"We expect vehicles that will probably seat between five to 15 customers," she said.
Renderings for the project have not yet been released, though not for lack of trying, Peppard explained.
"I made an early one in Microsoft Paint was quickly told I could never do that again," he said.
TOLLING WITHOUT TRANSPONDERS
Project: Replace freeway express lanes transponders with a mobile app that makes driving toll lanes more accessible, convenient (and maybe cheaper).
Solving Southern California's infamous congestion has proven futile so far, but one method Metro is currently studying has been shown to provide relief elsewhere: congestion fees — as in charging motorists to drive at certain times on certain roadways.
A form of that is already in place through freeway express lanes, where drivers pay a fee, put a transponder in their car and get tracked when they use the lanes to zip past us regular chumps trapped in our metal coffins, inching slowly toward death (I'm fine).
But a new OEI project has Metro testing a way to make freeway tolling simpler and more convenient.
If Metro can accurately track smartphones' GPS to pinpoint vehicles in toll lanes "within the tiniest margin of error," Borgman said, "we definitely see a future where you can access the express lanes with an app instead of a transponder."
"The technology is cool, and it's there," Peppard explained, but the potential doesn't stop at express lanes.
It could also pave the way for a single mobile app that would let people pay for all forms of transit trips in the region, he said, which could save both commuters and transit agencies money.

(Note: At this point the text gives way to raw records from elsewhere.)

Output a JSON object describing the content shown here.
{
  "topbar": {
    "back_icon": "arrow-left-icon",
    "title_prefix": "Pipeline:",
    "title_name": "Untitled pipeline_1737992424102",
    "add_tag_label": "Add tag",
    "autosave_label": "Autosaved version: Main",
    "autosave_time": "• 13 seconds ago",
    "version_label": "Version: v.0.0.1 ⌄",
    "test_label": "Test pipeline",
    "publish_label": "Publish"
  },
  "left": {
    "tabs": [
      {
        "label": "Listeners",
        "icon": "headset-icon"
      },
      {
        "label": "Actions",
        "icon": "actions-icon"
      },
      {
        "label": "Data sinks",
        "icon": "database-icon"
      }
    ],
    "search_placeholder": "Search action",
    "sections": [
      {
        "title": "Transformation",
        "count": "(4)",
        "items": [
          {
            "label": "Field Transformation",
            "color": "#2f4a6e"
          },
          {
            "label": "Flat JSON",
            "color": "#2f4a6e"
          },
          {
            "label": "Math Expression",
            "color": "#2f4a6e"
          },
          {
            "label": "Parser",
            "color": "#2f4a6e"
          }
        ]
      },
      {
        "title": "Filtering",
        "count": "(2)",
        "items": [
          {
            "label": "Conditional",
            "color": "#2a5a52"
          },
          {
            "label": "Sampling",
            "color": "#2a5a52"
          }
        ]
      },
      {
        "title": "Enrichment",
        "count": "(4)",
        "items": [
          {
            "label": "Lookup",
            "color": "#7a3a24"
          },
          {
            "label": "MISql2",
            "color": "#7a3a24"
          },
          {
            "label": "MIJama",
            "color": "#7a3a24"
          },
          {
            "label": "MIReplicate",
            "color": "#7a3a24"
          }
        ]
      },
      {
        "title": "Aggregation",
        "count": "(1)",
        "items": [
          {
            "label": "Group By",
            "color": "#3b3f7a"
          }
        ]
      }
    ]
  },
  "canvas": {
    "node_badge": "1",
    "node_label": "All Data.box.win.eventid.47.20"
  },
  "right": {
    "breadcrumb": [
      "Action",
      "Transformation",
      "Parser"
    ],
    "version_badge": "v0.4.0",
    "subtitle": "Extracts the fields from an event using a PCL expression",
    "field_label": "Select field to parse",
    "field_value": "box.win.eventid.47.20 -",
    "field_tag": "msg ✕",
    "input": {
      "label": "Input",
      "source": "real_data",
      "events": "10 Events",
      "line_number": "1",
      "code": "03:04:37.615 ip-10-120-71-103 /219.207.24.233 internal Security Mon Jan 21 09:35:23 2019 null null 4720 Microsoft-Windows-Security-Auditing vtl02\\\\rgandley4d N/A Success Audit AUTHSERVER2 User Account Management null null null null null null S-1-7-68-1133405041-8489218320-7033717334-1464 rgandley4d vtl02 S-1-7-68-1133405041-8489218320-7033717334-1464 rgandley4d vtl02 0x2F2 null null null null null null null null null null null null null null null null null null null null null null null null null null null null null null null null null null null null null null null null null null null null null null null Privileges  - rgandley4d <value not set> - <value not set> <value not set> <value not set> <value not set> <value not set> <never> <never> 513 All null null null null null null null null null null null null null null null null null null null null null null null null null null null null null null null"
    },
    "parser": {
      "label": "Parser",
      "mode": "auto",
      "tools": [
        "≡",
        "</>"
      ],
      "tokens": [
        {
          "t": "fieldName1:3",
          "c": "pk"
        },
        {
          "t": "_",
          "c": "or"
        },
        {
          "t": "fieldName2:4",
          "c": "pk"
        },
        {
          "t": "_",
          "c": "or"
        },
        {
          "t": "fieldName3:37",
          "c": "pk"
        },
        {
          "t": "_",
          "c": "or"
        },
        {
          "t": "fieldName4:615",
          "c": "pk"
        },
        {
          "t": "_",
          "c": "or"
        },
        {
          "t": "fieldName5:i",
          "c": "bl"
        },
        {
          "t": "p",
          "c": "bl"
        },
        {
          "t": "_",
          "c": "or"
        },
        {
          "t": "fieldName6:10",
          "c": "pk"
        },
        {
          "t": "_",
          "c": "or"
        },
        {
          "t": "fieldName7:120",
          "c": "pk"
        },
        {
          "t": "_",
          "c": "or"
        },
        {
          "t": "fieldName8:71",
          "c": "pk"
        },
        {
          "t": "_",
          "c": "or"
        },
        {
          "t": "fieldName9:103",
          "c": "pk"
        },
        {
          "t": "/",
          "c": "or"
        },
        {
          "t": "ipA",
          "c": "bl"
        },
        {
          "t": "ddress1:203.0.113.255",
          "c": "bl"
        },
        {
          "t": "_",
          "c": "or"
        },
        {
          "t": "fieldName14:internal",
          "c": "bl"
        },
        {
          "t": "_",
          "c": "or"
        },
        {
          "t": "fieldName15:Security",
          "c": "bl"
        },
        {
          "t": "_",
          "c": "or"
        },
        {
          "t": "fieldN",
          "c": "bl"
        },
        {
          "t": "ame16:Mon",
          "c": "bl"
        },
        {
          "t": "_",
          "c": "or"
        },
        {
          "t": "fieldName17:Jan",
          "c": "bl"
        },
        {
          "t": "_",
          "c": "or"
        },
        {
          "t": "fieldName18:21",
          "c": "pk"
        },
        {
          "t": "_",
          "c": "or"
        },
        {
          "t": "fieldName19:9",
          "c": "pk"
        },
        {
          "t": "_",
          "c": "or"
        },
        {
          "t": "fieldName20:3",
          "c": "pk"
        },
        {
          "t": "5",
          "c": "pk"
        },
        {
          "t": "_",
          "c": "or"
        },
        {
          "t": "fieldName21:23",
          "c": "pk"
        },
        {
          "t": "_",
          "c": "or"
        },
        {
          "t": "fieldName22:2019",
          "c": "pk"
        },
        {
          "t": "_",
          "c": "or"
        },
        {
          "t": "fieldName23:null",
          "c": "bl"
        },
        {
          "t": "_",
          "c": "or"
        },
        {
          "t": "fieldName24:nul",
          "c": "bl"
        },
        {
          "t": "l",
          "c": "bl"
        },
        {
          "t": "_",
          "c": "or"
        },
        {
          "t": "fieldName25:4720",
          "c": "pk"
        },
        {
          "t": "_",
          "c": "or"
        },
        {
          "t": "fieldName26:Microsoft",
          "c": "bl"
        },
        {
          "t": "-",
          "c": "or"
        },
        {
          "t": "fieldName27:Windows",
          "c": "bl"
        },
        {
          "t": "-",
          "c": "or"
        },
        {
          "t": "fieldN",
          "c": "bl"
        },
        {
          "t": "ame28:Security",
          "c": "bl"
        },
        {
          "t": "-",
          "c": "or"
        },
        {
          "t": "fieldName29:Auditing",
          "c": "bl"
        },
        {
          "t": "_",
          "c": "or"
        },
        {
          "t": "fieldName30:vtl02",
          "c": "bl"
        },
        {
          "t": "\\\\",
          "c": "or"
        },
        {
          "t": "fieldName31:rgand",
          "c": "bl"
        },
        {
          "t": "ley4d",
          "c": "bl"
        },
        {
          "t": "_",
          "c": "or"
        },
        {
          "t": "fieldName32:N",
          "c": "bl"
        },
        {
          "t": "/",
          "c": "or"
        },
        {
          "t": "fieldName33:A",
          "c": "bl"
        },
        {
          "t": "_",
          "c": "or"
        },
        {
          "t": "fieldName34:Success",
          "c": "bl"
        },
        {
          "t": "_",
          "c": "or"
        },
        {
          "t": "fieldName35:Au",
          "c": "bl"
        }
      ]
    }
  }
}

Using the phone you already own saves you from buying a metal transponder — and could save Metro from needing to build the physical infrastructure used to track those transponders.
HELPING BUSES BEAT THE LIGHT
Project: Use algorithms to help bus drivers optimize their speeds to hit more green lights.
Here's a project plenty of drivers might get jealous about: "a speed advisory software that analyzes LADOT street signals against bus movements to broadcast a suggested speed to Operators."
In other words, a system that tells bus drivers how fast to drive so that they can avoid red lights.
The potential benefits go beyond just the pure joy of seeing all green, according to Borgman.
"It can lead to less fuel consumption, a smoother and faster ride with less hard braking, less wear-and-tear on vehicles... [and] part of this vision is this idea [of dwelling] at the stations instead of red lights, so you can pick up that extra passenger," he said.
There are about a dozen other projects highlighted in OEI's 2019 Innovation Portfolio, ranging from straight-forward transit goals to "straight-up quirky," as Borgman put it, including drones, mobile charger vending machines and smart bike racks. You can explore them all here.